| Exercise prompt |
Make an exact copy of every entry, from the first line to the last.

----

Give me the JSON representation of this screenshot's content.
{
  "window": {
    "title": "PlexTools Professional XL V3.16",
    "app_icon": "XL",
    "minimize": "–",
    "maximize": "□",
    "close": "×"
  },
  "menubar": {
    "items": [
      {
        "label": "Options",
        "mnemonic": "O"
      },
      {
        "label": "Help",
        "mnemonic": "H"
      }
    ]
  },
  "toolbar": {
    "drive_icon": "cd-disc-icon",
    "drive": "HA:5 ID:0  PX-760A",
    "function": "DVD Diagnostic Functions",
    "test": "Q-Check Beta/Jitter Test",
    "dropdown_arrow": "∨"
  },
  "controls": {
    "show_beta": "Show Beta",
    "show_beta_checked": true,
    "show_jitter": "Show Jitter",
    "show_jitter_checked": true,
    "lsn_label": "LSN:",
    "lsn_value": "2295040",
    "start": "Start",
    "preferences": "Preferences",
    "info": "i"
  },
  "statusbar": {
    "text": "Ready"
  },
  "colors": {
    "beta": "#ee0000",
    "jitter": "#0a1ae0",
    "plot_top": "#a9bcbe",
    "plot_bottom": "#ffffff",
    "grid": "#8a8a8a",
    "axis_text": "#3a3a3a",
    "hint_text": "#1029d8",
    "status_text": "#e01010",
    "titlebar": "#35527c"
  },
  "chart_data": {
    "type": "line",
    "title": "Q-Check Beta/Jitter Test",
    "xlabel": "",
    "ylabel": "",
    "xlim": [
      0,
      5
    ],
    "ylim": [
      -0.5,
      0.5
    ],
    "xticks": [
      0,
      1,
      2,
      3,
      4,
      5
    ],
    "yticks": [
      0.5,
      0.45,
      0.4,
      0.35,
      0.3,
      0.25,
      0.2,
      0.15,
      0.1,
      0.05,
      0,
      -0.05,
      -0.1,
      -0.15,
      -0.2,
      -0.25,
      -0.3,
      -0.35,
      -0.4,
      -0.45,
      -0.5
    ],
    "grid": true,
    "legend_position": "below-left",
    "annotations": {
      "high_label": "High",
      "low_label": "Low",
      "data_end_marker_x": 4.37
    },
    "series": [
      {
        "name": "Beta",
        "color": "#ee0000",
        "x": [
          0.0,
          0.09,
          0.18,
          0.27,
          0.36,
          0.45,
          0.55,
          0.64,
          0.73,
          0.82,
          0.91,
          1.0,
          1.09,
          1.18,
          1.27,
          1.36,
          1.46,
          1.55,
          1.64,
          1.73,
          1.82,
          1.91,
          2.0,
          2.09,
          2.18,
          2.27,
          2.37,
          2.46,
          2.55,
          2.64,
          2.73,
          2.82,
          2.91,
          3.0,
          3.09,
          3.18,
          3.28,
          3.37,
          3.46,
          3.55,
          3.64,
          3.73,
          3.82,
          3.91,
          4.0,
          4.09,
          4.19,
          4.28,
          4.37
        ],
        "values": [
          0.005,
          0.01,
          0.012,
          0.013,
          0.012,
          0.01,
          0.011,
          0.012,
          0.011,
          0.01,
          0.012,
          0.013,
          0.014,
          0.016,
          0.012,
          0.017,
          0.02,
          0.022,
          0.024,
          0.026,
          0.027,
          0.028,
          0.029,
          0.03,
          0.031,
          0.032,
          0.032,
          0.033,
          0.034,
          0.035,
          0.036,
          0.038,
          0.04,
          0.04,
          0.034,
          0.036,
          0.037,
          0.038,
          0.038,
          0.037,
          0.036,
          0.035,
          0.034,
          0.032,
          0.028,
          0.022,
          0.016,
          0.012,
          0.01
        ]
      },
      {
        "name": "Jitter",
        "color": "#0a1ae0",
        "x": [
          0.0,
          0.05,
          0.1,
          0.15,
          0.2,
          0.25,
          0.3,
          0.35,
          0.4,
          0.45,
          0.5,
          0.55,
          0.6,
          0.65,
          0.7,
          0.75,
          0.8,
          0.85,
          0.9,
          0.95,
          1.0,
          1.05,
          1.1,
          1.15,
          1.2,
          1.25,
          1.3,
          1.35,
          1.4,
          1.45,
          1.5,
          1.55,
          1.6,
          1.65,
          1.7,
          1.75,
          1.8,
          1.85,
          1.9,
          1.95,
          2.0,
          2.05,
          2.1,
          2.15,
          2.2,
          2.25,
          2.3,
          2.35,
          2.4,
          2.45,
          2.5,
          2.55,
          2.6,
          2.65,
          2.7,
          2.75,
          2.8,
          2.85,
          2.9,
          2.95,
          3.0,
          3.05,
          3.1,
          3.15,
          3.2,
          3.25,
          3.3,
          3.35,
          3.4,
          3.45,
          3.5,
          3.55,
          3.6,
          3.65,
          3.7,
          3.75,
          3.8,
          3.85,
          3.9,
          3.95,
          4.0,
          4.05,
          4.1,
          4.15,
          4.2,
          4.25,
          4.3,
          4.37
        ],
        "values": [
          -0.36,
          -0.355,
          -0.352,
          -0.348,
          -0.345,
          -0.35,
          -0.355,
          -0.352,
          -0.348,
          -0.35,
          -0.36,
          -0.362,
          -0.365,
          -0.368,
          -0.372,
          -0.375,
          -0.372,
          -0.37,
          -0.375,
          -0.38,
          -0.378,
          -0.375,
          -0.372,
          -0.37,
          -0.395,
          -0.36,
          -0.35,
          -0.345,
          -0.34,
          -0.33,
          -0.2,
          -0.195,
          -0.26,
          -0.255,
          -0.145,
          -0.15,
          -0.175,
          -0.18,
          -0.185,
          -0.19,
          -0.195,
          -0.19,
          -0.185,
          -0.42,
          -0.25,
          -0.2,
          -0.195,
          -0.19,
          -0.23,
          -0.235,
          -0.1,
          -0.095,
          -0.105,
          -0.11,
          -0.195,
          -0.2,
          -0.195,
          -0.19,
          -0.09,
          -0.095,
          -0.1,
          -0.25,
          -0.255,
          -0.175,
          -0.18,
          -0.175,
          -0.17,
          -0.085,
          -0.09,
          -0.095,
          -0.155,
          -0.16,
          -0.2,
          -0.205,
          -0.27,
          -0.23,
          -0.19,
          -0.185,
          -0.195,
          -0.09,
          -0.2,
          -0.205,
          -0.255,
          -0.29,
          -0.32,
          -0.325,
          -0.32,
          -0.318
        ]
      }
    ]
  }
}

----

| Response area |
Give me the JSON representation of this screenshot's content.
{
  "window": {
    "title": "PlexTools Professional XL V3.16",
    "app_icon": "XL",
    "minimize": "–",
    "maximize": "□",
    "close": "×"
  },
  "menubar": {
    "items": [
      {
        "label": "Options",
        "mnemonic": "O"
      },
      {
        "label": "Help",
        "mnemonic": "H"
      }
    ]
  },
  "toolbar": {
    "drive_icon": "cd-disc-icon",
    "drive": "HA:5 ID:0  PX-760A",
    "function": "DVD Diagnostic Functions",
    "test": "Q-Check Beta/Jitter Test",
    "dropdown_arrow": "∨"
  },
  "controls": {
    "show_beta": "Show Beta",
    "show_beta_checked": true,
    "show_jitter": "Show Jitter",
    "show_jitter_checked": true,
    "lsn_label": "LSN:",
    "lsn_value": "2295040",
    "start": "Start",
    "preferences": "Preferences",
    "info": "i"
  },
  "statusbar": {
    "text": "Ready"
  },
  "colors": {
    "beta": "#ee0000",
    "jitter": "#0a1ae0",
    "plot_top": "#a9bcbe",
    "plot_bottom": "#ffffff",
    "grid": "#8a8a8a",
    "axis_text": "#3a3a3a",
    "hint_text": "#1029d8",
    "status_text": "#e01010",
    "titlebar": "#35527c"
  },
  "chart_data": {
    "type": "line",
    "title": "Q-Check Beta/Jitter Test",
    "xlabel": "",
    "ylabel": "",
    "xlim": [
      0,
      5
    ],
    "ylim": [
      -0.5,
      0.5
    ],
    "xticks": [
      0,
      1,
      2,
      3,
      4,
      5
    ],
    "yticks": [
      0.5,
      0.45,
      0.4,
      0.35,
      0.3,
      0.25,
      0.2,
      0.15,
      0.1,
      0.05,
      0,
      -0.05,
      -0.1,
      -0.15,
      -0.2,
      -0.25,
      -0.3,
      -0.35,
      -0.4,
      -0.45,
      -0.5
    ],
    "grid": true,
    "legend_position": "below-left",
    "annotations": {
      "high_label": "High",
      "low_label": "Low",
      "data_end_marker_x": 4.37
    },
    "series": [
      {
        "name": "Beta",
        "color": "#ee0000",
        "x": [
          0.0,
          0.09,
          0.18,
          0.27,
          0.36,
          0.45,
          0.55,
          0.64,
          0.73,
          0.82,
          0.91,
          1.0,
          1.09,
          1.18,
          1.27,
          1.36,
          1.46,
          1.55,
          1.64,
          1.73,
          1.82,
          1.91,
          2.0,
          2.09,
          2.18,
          2.27,
          2.37,
          2.46,
          2.55,
          2.64,
          2.73,
          2.82,
          2.91,
          3.0,
          3.09,
          3.18,
          3.28,
          3.37,
          3.46,
          3.55,
          3.64,
          3.73,
          3.82,
          3.91,
          4.0,
          4.09,
          4.19,
          4.28,
          4.37
        ],
        "values": [
          0.005,
          0.01,
          0.012,
          0.013,
          0.012,
          0.01,
          0.011,
          0.012,
          0.011,
          0.01,
          0.012,
          0.013,
          0.014,
          0.016,
          0.012,
          0.017,
          0.02,
          0.022,
          0.024,
          0.026,
          0.027,
          0.028,
          0.029,
          0.03,
          0.031,
          0.032,
          0.032,
          0.033,
          0.034,
          0.035,
          0.036,
          0.038,
          0.04,
          0.04,
          0.034,
          0.036,
          0.037,
          0.038,
          0.038,
          0.037,
          0.036,
          0.035,
          0.034,
          0.032,
          0.028,
          0.022,
          0.016,
          0.012,
          0.01
        ]
      },
      {
        "name": "Jitter",
        "color": "#0a1ae0",
        "x": [
          0.0,
          0.05,
          0.1,
          0.15,
          0.2,
          0.25,
          0.3,
          0.35,
          0.4,
          0.45,
          0.5,
          0.55,
          0.6,
          0.65,
          0.7,
          0.75,
          0.8,
          0.85,
          0.9,
          0.95,
          1.0,
          1.05,
          1.1,
          1.15,
          1.2,
          1.25,
          1.3,
          1.35,
          1.4,
          1.45,
          1.5,
          1.55,
          1.6,
          1.65,
          1.7,
          1.75,
          1.8,
          1.85,
          1.9,
          1.95,
          2.0,
          2.05,
          2.1,
          2.15,
          2.2,
          2.25,
          2.3,
          2.35,
          2.4,
          2.45,
          2.5,
          2.55,
          2.6,
          2.65,
          2.7,
          2.75,
          2.8,
          2.85,
          2.9,
          2.95,
          3.0,
          3.05,
          3.1,
          3.15,
          3.2,
          3.25,
          3.3,
          3.35,
          3.4,
          3.45,
          3.5,
          3.55,
          3.6,
          3.65,
          3.7,
          3.75,
          3.8,
          3.85,
          3.9,
          3.95,
          4.0,
          4.05,
          4.1,
          4.15,
          4.2,
          4.25,
          4.3,
          4.37
        ],
        "values": [
          -0.36,
          -0.355,
          -0.352,
          -0.348,
          -0.345,
          -0.35,
          -0.355,
          -0.352,
          -0.348,
          -0.35,
          -0.36,
          -0.362,
          -0.365,
          -0.368,
          -0.372,
          -0.375,
          -0.372,
          -0.37,
          -0.375,
          -0.38,
          -0.378,
          -0.375,
          -0.372,
          -0.37,
          -0.395,
          -0.36,
          -0.35,
          -0.345,
          -0.34,
          -0.33,
          -0.2,
          -0.195,
          -0.26,
          -0.255,
          -0.145,
          -0.15,
          -0.175,
          -0.18,
          -0.185,
          -0.19,
          -0.195,
          -0.19,
          -0.185,
          -0.42,
          -0.25,
          -0.2,
          -0.195,
          -0.19,
          -0.23,
          -0.235,
          -0.1,
          -0.095,
          -0.105,
          -0.11,
          -0.195,
          -0.2,
          -0.195,
          -0.19,
          -0.09,
          -0.095,
          -0.1,
          -0.25,
          -0.255,
          -0.175,
          -0.18,
          -0.175,
          -0.17,
          -0.085,
          -0.09,
          -0.095,
          -0.155,
          -0.16,
          -0.2,
          -0.205,
          -0.27,
          -0.23,
          -0.19,
          -0.185,
          -0.195,
          -0.09,
          -0.2,
          -0.205,
          -0.255,
          -0.29,
          -0.32,
          -0.325,
          -0.32,
          -0.318
        ]
      }
    ]
  }
}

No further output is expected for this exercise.